University sports were very big in Canada once upon a time. The U of T is probably better known for football back then, but had some good hockey teams too. And Bruce Kidd running track. Amanda used to take gymnastics in the U of T gym, and they have some pretty interesting old sports items on display in the main lobby. (Or, they used to, anyway … this was a while ago!)
Thanks, Eric. I never fail to learn something from your articles, and the note on Harold Ballard and the tube skates is another example. I had no idea about that facet of his life. Well done!
Imagine the parade when the Leafs win the Cup! You have to imagine it because it may never come to be!!
Hockey was played for the joy of it then. Not for millions $$$
And most of the boys were humble.
But today, at least on paper if not for real, non-White men, even gays, could, in theory, play in the NHL. But wearing a rainbow jersey? Still a ways off.
Great nostalgia, as always written with passion.
Keep on telling us the history of the religion of Canada…..which is Hockey!
Another fascinating story, Eric and lots of good transportation stories in your article. Another part of the story that Brian McFarlane noted. Michigan Tech coach Carlos Haug wrote that since Tech won the 1927 Midwestern Intercollegiate championship, his team should be considered. MacArthur, chairman of the U.S. Olympic Committee, developed a playoff and approached the University of Minnesota, and teams from Chicago and Boston, but they all declined. He then approached Harvard, Eveleth Junior College, and Augsburg. William Haddock, chairman of the U.S. Olympic Hockey Committee, selected Augsburg as they were undefeated in 1927 and the early part of 1928. MacArthur then decided not to enter a team as he felt that “Augsburg was not representative of American hockey.” It is the only time that the U.S. has not competed in the Olympic ice hockey tournament. Haug was disappointed as he tried all season to schedule games with Augsburg and Eveleth Junior College but the arrangements could not be finalized.
Thanks, Bill. A lot more information than I knew regarding the 1928 U.S. Olympic hockey situation.
Another great piece, Eric. In a related matter, back in 2014 I published a piece entitled

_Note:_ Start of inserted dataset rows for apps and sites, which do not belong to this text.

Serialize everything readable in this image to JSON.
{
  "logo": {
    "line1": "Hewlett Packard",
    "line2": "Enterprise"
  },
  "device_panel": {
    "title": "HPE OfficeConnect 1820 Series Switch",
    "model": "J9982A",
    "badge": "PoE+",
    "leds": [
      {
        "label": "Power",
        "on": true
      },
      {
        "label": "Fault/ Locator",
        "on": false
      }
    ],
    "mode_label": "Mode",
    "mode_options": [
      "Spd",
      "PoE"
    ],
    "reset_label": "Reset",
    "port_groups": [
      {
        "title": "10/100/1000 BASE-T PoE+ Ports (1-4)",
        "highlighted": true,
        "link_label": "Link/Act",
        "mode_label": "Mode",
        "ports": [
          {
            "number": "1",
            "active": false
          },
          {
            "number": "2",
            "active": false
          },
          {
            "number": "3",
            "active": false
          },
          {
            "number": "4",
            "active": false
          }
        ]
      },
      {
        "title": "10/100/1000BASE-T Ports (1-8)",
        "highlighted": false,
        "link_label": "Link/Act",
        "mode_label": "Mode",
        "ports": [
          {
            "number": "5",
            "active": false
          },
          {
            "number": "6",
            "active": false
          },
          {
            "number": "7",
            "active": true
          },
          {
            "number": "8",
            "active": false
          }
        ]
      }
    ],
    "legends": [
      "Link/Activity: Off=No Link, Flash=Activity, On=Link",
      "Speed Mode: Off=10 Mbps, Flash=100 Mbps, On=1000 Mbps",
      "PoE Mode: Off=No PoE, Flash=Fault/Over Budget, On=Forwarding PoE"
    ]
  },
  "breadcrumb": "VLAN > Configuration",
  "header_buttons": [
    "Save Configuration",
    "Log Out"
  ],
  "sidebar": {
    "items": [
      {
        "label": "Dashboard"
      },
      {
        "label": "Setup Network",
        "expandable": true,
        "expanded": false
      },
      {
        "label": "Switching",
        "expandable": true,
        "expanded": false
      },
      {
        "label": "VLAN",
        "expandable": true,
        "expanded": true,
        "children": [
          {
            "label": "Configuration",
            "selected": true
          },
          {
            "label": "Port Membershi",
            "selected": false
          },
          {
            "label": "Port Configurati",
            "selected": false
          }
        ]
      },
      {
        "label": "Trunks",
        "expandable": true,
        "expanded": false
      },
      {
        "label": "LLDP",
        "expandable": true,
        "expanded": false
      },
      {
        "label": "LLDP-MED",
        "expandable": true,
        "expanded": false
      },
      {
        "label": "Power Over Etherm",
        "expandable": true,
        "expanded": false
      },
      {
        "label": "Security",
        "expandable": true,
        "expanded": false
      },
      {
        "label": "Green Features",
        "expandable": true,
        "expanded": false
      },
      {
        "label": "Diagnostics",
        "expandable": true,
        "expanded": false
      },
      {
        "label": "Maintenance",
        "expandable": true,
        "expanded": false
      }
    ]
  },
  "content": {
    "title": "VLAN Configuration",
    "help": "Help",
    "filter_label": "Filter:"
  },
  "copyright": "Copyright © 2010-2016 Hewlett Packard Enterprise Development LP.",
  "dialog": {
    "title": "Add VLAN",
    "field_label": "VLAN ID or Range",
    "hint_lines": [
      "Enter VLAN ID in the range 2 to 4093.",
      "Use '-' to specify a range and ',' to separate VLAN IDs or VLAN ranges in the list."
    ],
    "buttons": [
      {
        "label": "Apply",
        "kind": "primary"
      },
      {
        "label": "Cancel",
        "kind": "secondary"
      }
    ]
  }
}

“En route to St. Moritz Gold, Boston’s University Club Steals One From The Toronto Grads.” While a bit peripheral to your narrative I thought you might find it of interest. I’ll forward it shortly.
Good to read your article,Eric!
Hope all is well.